Glennmont Partners FSUK0014
Written evidence submitted by Glennmont Partners from Nuveen
Introduction & Overview
- Glennmont Partners from Nuveen is a leading infrastructure equity firm that has been at the forefront of clean energy investments for over a decade. It is owned by Nuveen, which manages $1.3 trillion in assets on behalf of institutions and individuals around the world. Glennmont is one of Europe’s largest specialist renewable energy fund managers with approximately €2 billion invested in over 30 clean power projects such as wind farms, solar photovoltaic and biomass that together produce more than 1,500MW of energy across the European Union.
- We are a specialist, international team with huge collective experience in the development, construction and operation of renewable energy generation projects. The Glennmont team has been working together since 2007, and has established a reputation for making intelligent, long-term investments that deliver absolute returns.
- We are delighted to have the opportunity to respond to this Environmental Audit Select Committee inquiry, which is of great interest and relevance to Glennmont Partners. Further investment in clean energy infrastructure is a strategic priority for the UK Government if we are serious about meeting our climate change targets and we believe green finance can play a pivotal role in the transition to a low-carbon economy.
EAC – The financial sector and the UK’s net zero transition
The decision by the Chancellor of the Exchequer to establish the UK as the world’s first ‘net zero financial centre’ invites review of the investment strategies of investors with a British presence.
The Committee has therefore agreed the following actions to inquire into the initiatives and their impact, with particular regard to:
The potential effectiveness of the financial sector, including through alliances such as GFANZ, in encouraging the decarbonisation of the economy in time to limit global temperature rises to 1.5°C
- The financial sector plays a critical role in the decarbonisation of the economy. Investing in clean energy assets forms a key part of the energy transition and part of broader efforts to mitigate the worst effects of climate change.
- Over the past decade, renewable energy has matured significantly as an asset class, with pension funds and private equity groups now looking to invest directly into renewables rather than utilities. We have seen a greater focus on clean energy funds and fund management, where large volumes of public and private money has been mobilised for use in capital investment opportunities.

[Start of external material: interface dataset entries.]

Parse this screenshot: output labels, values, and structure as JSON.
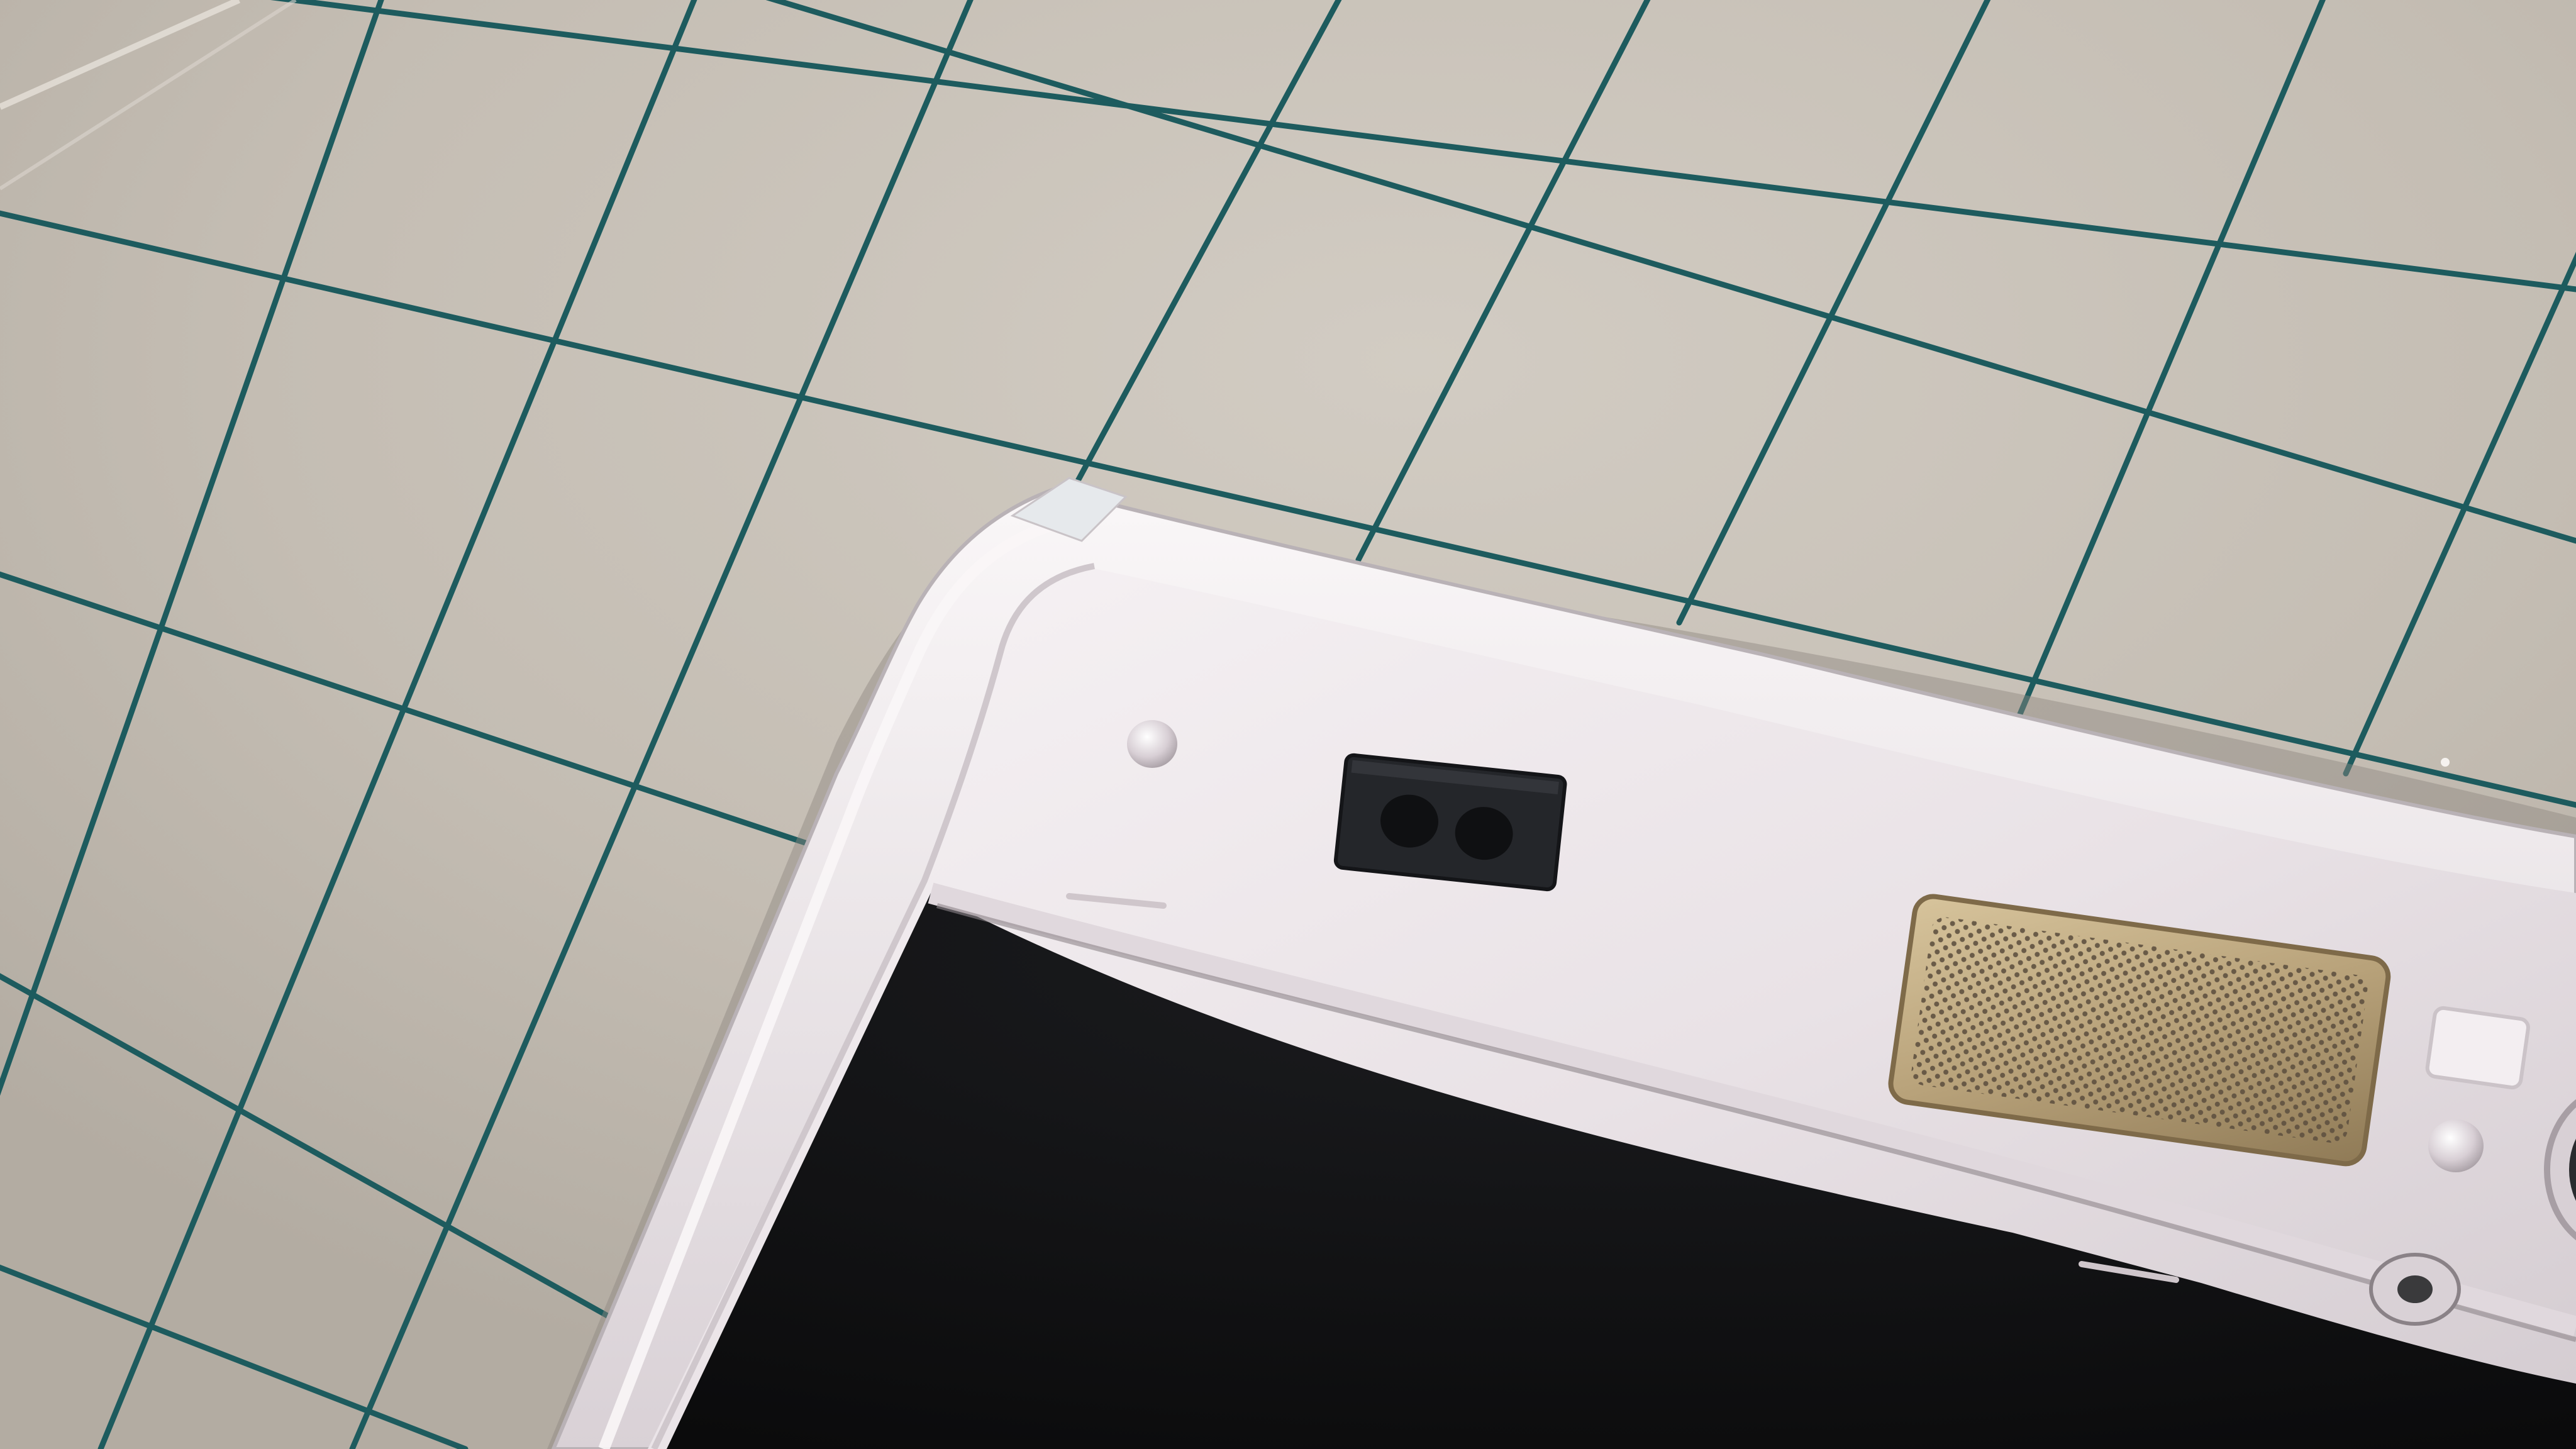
{
  "scene": {
    "subject": "phone-front-frame-on-cutting-mat",
    "colors": {
      "mat": "#c4bdb3",
      "mat_light": "#d2ccc3",
      "mat_shadow": "#b3aca2",
      "grid_line": "#1d5b5e",
      "frame_white": "#e9e2e6",
      "frame_shadow": "#b9b2b6",
      "frame_highlight": "#f7f3f5",
      "screen_black": "#111214",
      "sensor_black": "#24262a",
      "grille_gold": "#b8a27a",
      "grille_dot": "#5f5140"
    },
    "elements": [
      {
        "name": "cutting-mat",
        "kind": "surface"
      },
      {
        "name": "grid-lines",
        "kind": "printed-grid"
      },
      {
        "name": "phone-frame",
        "kind": "plastic-bezel"
      },
      {
        "name": "display-panel",
        "kind": "screen-opening"
      },
      {
        "name": "proximity-sensor",
        "kind": "rubber-gasket"
      },
      {
        "name": "earpiece-grille",
        "kind": "metal-mesh"
      },
      {
        "name": "camera-hole",
        "kind": "round-opening"
      }
    ]
  }
}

- At the same time, such sources of capital are valuable but fickle and with many alternative opportunities, therefore in order to retain such sources of finance, stability and clarity of policy is necessary. Markets such as the UK, who have strong economies, clear sector targets and stable energy markets for opportunities to invest, are crucial in attracting the support of Global Financial Institutions. The financial sector therefore has the capacity, and increasingly the will to encourage the decarbonisation of the economy, but this must be married with clear public sector leadership.
Current and planned investment in renewable energy generation, distribution and storage
- Clear public sector leadership is again crucial in setting the right market conditions for inward investment in renewables. Setting clear and ambitious renewable generation targets plays a role in this, but must be accompanied by collaborative efforts from the private and public sectors to develop emerging technologies and to mitigate risk. Examples of which include the incentivisation of investment through attractive financing mechanisms.
- Renewable energy infrastructure investment funds are also not immune to wider current economic conditions which add risk to investment and make markets less attractive. Rising interest rates globally have consequentially constricted capital markets, and this creates a challenge for investors as the increased risk associated with investment and the lowering of returns makes fundraising more difficult – as such, finance for the energy transition is not as assured as it was even a year ago.